Just because a news release is written, it doesn’t automatically guarantee media coverage. To that end, there are a number of materials that we use in order to get the job done.
The news release isn’t the first step in the publicity process. Instead, begin by identify the news, the story you have to tell. Your story must be unique and newsworthy, attractive to the audience that will be receiving the news. Think about the reporter as well as the reporter’s audience.
Once we identify a set of story angles, we move into developing the story’s supporting materials. Every pitch is different, so depending on the angle, audience and overall goals, we’ll determine exactly what we need in our arsenal.
Pitch: A brief (two to three paragraphs, max) email that outlines the story and why the reporter should care.
Media Alert: Used only to promote events, this is a one-page document that highlights the “who”, “what”, “when” and “where”.
Fact Sheet: Used to illustrate quick bites of information when the subject matter is a little heavier or new. We use these most often when it comes to a new product.
News Release: We use news releases ONLY when its big news … a product launch, a new location, a big milestone in the company. But we don’t use news releases to communicate story ideas.

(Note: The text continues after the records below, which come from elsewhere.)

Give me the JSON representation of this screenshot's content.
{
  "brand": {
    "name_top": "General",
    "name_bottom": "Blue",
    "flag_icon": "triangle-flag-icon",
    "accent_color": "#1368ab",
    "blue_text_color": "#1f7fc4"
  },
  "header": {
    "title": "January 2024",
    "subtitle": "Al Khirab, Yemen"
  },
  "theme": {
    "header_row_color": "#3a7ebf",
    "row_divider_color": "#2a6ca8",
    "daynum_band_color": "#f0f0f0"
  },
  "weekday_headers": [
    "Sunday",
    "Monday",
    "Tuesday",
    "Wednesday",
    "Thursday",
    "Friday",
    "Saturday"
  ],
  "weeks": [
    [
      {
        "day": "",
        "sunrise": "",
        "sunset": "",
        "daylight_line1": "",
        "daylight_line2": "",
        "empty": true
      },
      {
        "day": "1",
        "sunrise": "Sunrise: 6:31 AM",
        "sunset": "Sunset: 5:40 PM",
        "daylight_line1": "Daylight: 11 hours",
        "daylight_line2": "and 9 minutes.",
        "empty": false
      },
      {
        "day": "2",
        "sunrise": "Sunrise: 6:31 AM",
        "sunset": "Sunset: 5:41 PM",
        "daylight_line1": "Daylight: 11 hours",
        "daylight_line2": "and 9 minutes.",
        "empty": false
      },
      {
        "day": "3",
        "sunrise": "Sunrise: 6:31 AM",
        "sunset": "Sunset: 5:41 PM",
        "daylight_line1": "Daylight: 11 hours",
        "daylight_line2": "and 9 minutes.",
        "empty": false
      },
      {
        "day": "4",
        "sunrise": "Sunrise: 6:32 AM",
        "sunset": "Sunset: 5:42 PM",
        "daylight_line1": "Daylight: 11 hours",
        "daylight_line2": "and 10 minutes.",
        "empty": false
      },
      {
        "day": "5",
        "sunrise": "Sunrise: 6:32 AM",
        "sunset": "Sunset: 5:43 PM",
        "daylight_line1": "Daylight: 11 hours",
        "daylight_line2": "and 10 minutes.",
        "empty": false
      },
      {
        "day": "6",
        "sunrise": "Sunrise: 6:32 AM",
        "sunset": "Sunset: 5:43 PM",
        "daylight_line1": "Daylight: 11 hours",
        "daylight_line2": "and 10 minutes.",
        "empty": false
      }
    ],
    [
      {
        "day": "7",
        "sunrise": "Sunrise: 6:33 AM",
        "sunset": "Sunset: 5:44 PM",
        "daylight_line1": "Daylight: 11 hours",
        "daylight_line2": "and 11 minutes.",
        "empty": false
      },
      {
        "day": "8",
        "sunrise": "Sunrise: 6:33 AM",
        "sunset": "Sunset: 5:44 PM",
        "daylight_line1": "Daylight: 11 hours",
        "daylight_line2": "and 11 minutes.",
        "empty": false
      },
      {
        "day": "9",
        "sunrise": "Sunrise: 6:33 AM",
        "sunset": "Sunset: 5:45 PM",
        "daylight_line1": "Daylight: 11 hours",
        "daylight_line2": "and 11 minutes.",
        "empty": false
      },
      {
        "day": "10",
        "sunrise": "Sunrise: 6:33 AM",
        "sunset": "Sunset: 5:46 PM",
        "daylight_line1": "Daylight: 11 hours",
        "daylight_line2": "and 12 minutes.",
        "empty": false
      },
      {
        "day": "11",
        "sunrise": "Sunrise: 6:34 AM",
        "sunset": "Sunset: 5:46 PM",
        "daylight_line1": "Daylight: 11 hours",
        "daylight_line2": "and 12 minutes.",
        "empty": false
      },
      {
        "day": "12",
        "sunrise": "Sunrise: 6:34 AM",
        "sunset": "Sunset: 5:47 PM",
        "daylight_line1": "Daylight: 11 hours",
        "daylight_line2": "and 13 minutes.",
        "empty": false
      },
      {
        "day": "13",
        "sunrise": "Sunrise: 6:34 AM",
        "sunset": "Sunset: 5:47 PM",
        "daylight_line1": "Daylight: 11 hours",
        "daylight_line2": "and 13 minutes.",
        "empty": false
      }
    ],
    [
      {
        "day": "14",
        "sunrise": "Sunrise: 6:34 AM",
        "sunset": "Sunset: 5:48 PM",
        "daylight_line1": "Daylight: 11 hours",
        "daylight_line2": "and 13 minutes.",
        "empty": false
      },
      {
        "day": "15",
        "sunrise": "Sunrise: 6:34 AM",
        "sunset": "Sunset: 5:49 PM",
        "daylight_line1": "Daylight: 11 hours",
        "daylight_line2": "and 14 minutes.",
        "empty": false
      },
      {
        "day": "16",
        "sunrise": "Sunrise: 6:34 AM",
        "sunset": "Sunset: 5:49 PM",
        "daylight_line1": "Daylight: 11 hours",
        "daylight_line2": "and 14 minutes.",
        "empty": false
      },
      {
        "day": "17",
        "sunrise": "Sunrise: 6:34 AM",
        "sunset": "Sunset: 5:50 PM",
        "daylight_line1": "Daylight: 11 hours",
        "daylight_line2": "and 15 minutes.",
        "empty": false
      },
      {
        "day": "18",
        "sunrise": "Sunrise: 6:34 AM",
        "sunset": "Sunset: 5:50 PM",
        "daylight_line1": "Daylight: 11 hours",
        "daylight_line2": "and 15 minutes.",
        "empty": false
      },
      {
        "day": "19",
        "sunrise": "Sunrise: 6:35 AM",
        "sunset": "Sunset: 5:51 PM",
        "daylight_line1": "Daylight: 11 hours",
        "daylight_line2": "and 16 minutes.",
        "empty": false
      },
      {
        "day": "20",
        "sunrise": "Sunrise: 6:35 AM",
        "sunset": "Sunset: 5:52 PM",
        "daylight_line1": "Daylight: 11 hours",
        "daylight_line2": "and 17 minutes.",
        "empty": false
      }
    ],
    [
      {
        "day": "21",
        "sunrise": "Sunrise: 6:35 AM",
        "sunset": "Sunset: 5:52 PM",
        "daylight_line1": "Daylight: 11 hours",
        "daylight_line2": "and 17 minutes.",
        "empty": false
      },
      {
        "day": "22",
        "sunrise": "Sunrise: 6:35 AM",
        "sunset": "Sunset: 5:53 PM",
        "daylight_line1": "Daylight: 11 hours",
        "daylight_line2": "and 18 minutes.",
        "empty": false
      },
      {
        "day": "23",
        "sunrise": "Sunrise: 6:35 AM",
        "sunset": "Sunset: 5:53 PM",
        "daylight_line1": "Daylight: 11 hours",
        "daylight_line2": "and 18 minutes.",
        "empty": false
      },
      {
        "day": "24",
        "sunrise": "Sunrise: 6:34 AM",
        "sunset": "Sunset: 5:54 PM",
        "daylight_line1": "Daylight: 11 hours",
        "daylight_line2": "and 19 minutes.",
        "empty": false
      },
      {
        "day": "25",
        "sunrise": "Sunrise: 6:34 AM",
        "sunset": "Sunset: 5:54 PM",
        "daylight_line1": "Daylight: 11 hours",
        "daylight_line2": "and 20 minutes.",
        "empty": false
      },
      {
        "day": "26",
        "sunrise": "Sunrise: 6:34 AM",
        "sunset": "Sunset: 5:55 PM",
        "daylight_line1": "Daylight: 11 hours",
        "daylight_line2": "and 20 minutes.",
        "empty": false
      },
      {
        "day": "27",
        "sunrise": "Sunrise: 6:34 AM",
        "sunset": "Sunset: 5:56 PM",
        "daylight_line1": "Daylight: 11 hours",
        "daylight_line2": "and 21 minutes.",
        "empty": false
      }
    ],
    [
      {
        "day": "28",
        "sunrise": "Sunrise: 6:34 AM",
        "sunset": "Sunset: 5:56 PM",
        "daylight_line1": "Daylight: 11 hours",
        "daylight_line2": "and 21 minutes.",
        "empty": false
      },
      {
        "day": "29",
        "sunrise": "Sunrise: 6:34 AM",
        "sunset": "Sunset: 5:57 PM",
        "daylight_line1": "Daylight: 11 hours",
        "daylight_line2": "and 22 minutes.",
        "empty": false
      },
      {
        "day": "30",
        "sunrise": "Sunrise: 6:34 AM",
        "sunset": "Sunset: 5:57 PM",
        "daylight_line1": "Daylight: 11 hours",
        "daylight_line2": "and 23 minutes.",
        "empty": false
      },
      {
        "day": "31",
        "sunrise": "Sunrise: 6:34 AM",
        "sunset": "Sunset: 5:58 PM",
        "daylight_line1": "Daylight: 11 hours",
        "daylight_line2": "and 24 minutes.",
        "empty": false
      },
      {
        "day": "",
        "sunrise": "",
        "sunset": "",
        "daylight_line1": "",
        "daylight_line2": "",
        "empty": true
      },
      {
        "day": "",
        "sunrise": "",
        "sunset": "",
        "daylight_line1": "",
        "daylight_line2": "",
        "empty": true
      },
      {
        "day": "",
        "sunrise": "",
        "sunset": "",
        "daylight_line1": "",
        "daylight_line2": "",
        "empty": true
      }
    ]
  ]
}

A lot of people have been declaring the news release as “dead” for several years now. In our opinion, that’s a little drastic. While it may not be dead in our eyes, it’s very, very overused and often misunderstood. At the end of the day, the key message here is that reporters are very busy people and you want your story to get noticed.